Monday, March 10, 2014

Creating My Fantasy World

Actually, I spent most of the morning inside, online and writing. I intend to turn these stories into as long of a series as I can draw them out. They're about a young queen who is tired of her duties, and her adventures in her kingdom and those around her. They're supposed to be set in a kind of fantasy 30s, with the cars, radios, movies, and clothes of that era...mixed with fairy-tale aspects like dragons, demons, evil sorceresses, enchanted soldiers, wacky witches, and good-natured general store clerks. As of right now, these stories are for me to vent and do some kind of writing. I may show them to one or two other people whom I trust, but they won't be going online at the time being.

I decided to give my DVD player a rest and listen to soundtracks while I made leftovers for lunch. Xanadu and Annie both came out in the early 80s, and they're favorites of mine. Neither have ever been popular with the critics, but their soundtracks are outstanding. There's some fun additions to Annie's song stack - my favorites are "We Got Annie" and the hilarious "Sign!," the latter for Carol Burnett as Miss Hannigan and Albert Finney as Oliver Warbucks. There's also Burnett joining Tim Curry and Bernadette Peters for an awesome version of "Easy Street" and Burnett's classic version of "Little Girls."

Xanadu is a bit more problematic. The trouble isn't in the music. There's a fine disco/rock score at work here. My favorite numbers are the fun "All Around the World" for the Electric Light Orchestra, the gorgeous ballad "Suspended In Time" for Olivia Newton-John, and her charming duet with Gene Kelly "Whenever You're Away From Me." The movie itself makes no sense whatsoever. Annie at least had its stage pedigree and decades of comic strips to draw on. Xanadu was an attempt at an original story - a muse (Newton-John) comes down to Earth to inspire an artist to create a roller disco. It's a fun flick if you can get with the cheesy vibe and ignore the plot holes, but most people will probably be perfectly content to buy or download the album (or the Original Cast Album for the stage version, which switched things around by playing it as the kitsch it is).
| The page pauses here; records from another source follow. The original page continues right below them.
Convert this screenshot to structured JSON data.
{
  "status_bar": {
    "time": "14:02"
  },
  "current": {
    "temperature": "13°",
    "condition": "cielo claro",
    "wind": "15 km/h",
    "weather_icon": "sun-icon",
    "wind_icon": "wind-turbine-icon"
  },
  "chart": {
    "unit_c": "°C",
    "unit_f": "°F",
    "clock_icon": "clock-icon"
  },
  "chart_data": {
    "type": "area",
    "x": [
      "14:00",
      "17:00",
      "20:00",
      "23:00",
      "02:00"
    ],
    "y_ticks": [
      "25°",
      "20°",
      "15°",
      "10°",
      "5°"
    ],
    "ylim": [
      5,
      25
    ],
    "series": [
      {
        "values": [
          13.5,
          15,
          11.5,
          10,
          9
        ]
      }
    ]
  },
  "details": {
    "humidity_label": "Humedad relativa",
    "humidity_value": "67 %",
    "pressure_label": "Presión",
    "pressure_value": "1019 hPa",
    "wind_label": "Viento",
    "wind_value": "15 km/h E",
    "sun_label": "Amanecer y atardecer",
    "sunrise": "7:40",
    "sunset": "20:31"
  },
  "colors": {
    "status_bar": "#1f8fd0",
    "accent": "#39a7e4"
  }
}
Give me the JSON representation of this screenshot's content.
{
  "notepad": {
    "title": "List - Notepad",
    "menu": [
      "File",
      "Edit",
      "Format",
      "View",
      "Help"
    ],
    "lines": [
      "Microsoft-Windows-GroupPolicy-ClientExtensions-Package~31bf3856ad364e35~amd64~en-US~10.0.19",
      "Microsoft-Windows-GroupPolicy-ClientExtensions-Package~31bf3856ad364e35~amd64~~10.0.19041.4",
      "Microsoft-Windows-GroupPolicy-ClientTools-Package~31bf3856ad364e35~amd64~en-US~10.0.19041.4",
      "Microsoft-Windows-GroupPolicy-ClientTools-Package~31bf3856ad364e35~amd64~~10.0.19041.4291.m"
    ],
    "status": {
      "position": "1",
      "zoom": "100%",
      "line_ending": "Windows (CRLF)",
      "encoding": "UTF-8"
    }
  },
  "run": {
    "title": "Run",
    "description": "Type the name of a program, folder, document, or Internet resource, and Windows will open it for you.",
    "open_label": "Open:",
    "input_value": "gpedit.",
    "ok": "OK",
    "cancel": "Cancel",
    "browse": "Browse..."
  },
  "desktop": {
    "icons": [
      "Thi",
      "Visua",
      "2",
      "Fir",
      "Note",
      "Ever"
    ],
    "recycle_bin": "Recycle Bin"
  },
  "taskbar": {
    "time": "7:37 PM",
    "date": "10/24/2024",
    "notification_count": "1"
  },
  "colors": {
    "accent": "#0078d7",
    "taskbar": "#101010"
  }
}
Ran the soundtrack for Thoroughly Modern Millie as I prepared for work. As much as I get a kick out of the movie, the soundtrack is really for Julie Andrews and Carol Channing fans only. They're the only ones heard on the soundtrack, besides James Fox introducing "The Tapioca" and an older woman later in the movie performing "Rose of Washington Square." That said, there's some really cute numbers here, including Channing wailing through "Jazzy Baby" and "Do It Again" and Andrews introducing the title song.

Work was pretty normal for a Monday - steady, not overwhelmingly busy except during rush hour. The nice weather may have helped. It got into the lower-mid 50s here and will be getting even warmer later this week. It did slow down enough by the end of my shift for me to head out with no relief.

1 comment:

Linda said...

Emma, it sounds as if you're writing alternate history stories. They are really popular right now.